What Are Emergency Light Tests & Why They Are Important?
Emergency Light Testing is an essential aspect of fire safety regulations that every business owner and operator should be aware of. These tests ensure that emergency lighting systems are functioning correctly and can provide sufficient light to enable safe evacuation in case of an emergency. Regular testing is a legal requirement and failure to comply can lead to significant fines and legal action. Emergency Light Regulations stipulate that all emergency lights must be tested every six months, with records of testing being kept for at least three years. Don’t put your staff and premises at risk, make sure your emergency lighting is up to standard.
How Often Do Emergency Lights Need to be Tested and What are the Regulations?
Emergency lights are a critical safety feature in any building, ensuring that people can safely evacuate in the event of an emergency. However, to ensure that emergency lights are always functioning correctly, it’s important to regularly test them. According to emergency lighting legislation, the frequency of testing emergency lights should be at least once a year, although more frequent testing may be required in certain circumstances. Legal requirements for lighting tests also specify that all emergency lights must be tested in accordance with the relevant British Standards and that records of testing must be kept for at least three years. By adhering to these regulations, building owners can ensure the safety of their occupants and comply with the law.
What Types of Tests are Used to Test Emergency Light Systems?
Emergency light systems are critical for ensuring safety in any building.
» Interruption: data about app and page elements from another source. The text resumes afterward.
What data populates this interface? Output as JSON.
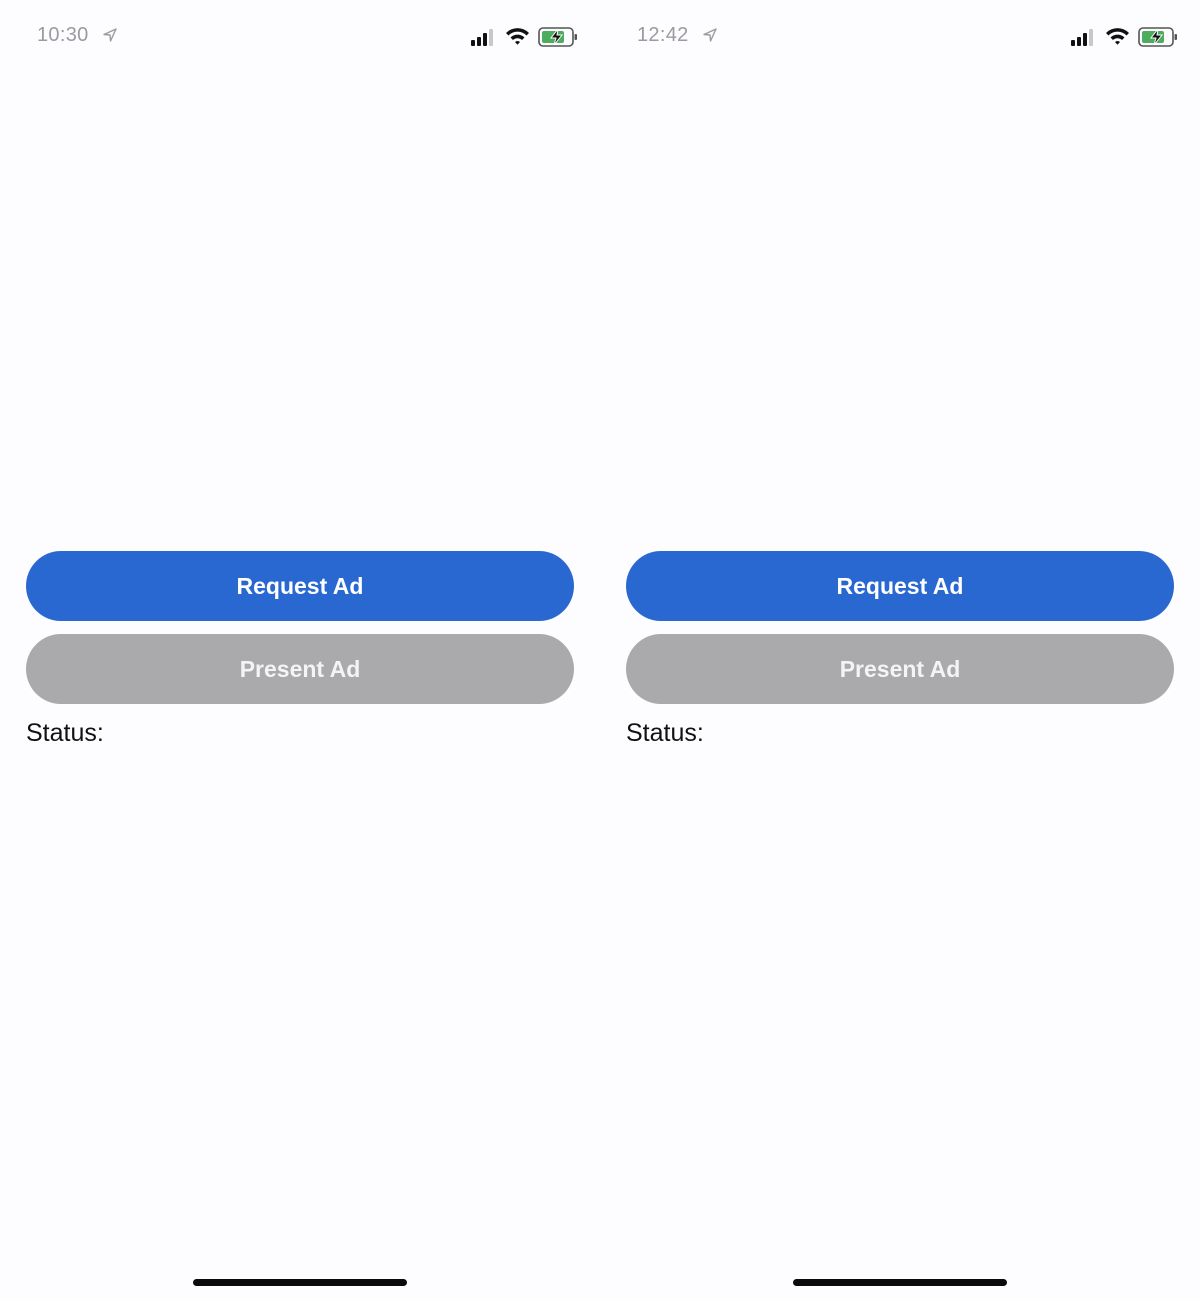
{
  "screens": [
    {
      "status_bar": {
        "time": "10:30",
        "icons": [
          "location-arrow-icon",
          "cellular-signal-icon",
          "wifi-icon",
          "battery-charging-icon"
        ]
      },
      "buttons": {
        "request_label": "Request Ad",
        "present_label": "Present Ad"
      },
      "status_label": "Status:"
    },
    {
      "status_bar": {
        "time": "12:42",
        "icons": [
          "location-arrow-icon",
          "cellular-signal-icon",
          "wifi-icon",
          "battery-charging-icon"
        ]
      },
      "buttons": {
        "request_label": "Request Ad",
        "present_label": "Present Ad"
      },
      "status_label": "Status:"
    }
  ],
  "colors": {
    "background": "#fdfcff",
    "primary_button": "#2a68d1",
    "disabled_button": "#aaa9ac",
    "time_text": "#9a9aa0",
    "battery_fill": "#4cae5c"
  }
}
To ensure that these systems function properly when they are needed, regular testing is essential. There are various types of tests used to test emergency light systems. Visual inspection of lights is the most basic test, which involves checking that the lights are operational and the batteries are charging. Digital testing of lights involves simulating a power outage to see if the emergency lights are activated. Thermographic surveys use thermal imaging technology to detect any abnormalities in the wiring or batteries. Conducting these tests on a regular basis can help to identify any potential issues and ensure that emergency lights are functioning optimally.
The Right Way to Carry Out an Emergency Lights Test
Carrying out an emergency lights test is essential to ensure the safety of individuals in buildings. However, it’s crucial to conduct the test safely and thoroughly. Start by identifying the emergency lighting system’s components, including lamps and batteries. Next, perform a thorough inspection of the system, checking for any physical damage or signs of wear and tear. Finally, simulate a power outage to test the emergency lights. This will help ensure that the system is functioning correctly and provide sufficient illumination during an emergency. Remember, safety is paramount, so take care to conduct the test with caution and in line with relevant regulations.
Common Problems Found During an Emergency Lights Test & How To Fix Them
Emergency lights are crucial to ensure safety during power outages or any emergency situations. However, it’s common to encounter problems during the emergency lights test, such as faulty bulbs and batteries in the system, worn-out parts, or corroded wiring.
One common issue is the faulty bulbs and batteries in the system, which can cause the lights to flicker or not work at all. To fix this problem, it’s essential to replace the damaged bulbs and batteries with new ones.
Another problem that can occur is worn-out parts or corroded wiring. This can cause the emergency lights to malfunction or not work at all. To resolve this issue, it’s best to hire a professional electrician to inspect and repair the wiring and replace any worn-out parts.
By identifying and fixing these common problems, you can ensure that your emergency lights are functioning correctly when you need them the most. It’s important to perform regular tests to ensure that your emergency lighting system is always in good working order.